Zoo Tycoon Xbox One Review:
When shown next to the likes of Dead Rising 3, Battlefield 4 and Killer Instinct, Zoo Tycoon seemed an odd addition to the Xbox One launch line-up. It’s not a traditional kids’ title or an in-depth strategy game. It doesn’t showcase the Kinect sensor in any spectacular fashion, nor is it a well established franchise on the Xbox 360. It is, however, very endearing and peaceful, the perfect game for a chilled out Sunday afternoon, a good natured learning tool for children, and an altogether positive experience.
The most engaging and interesting parts of Zoo Tycoon revolve around the animals themselves. There are lots of species available to adopt and home in your zoo in large and small exhibits, and some species even allow you to interact using the Kinect sensor. It’s unfortunate that it isn’t possible to interact with all animals in this way as it’s incredibly fun to pull faces at monkeys, wink at tigers, and roar at lions and watch them mimic your movements. The Kinect sensor starts to come into its own here but the limited interactions mean the novelty wears off pretty quickly. Young children in particular will delight in this feature which is reminiscent of Kinectimals. You can also feed or wash most animals which is insanely cute at times – the giraffes and bears are particularly adorable. In fact, many of the best experiences happen at ground level, since there is something deeply satisfying about getting up close and personal with the animals in the zoo, taking photos and enjoying your park as soothing music plays in the background. Interacting with the animals and keeping them happy will help them level up over time, too. Any animal that reaches level 15 can be released into the wild as part of your conservation efforts. The game will then regularly update you with the animal’s welfare which is a really sweet addition. Knowing the elephant you released has integrated into a wild herd or given birth to babies of her own adds a sense of pride and achievement.
Lots of things are done very well in Zoo Tycoon. The animals have real character and the educational elements are delivered in perfect, bite size chunks. You can lose hours just walking around the zoo, taking photographs and enjoying the animal interactions. Initially there is genuine delight when a new species or enclosure type is unlocked but unfortunately, this wonder wears off all too quickly.

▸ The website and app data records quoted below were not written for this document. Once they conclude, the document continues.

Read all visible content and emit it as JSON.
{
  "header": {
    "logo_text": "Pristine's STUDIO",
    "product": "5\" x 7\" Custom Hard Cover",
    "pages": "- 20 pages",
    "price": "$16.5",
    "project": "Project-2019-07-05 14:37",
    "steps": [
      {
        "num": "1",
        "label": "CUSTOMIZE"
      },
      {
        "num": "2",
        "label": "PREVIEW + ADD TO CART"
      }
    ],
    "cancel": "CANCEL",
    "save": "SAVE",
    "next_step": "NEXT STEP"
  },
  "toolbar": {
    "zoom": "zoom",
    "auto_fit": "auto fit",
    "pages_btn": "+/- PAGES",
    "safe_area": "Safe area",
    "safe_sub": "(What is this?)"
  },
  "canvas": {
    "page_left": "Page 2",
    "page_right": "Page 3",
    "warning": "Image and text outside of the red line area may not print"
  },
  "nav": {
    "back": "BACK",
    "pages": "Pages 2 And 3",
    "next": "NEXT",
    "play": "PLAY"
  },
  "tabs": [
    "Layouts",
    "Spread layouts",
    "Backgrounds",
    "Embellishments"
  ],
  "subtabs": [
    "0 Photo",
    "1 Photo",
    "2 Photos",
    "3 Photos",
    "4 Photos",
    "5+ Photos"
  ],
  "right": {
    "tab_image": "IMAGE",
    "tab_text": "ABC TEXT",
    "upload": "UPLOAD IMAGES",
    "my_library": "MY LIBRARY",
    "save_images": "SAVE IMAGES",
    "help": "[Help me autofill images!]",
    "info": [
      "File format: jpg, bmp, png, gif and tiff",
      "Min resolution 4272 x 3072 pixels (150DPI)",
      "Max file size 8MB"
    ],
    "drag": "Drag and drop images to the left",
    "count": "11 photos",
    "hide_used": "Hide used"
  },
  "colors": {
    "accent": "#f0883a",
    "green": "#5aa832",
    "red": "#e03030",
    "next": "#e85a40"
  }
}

The simulation and zoo building feel too limited and unchallenging to hold the interest of adult gamers and may prove to be too uninteresting for the youngest players, which really limits the long term appeal of this title. Although Zoo Tycoon can be incredibly cute and charming, it lacks the depth and variety that would elevate it beyond being a temporary distraction.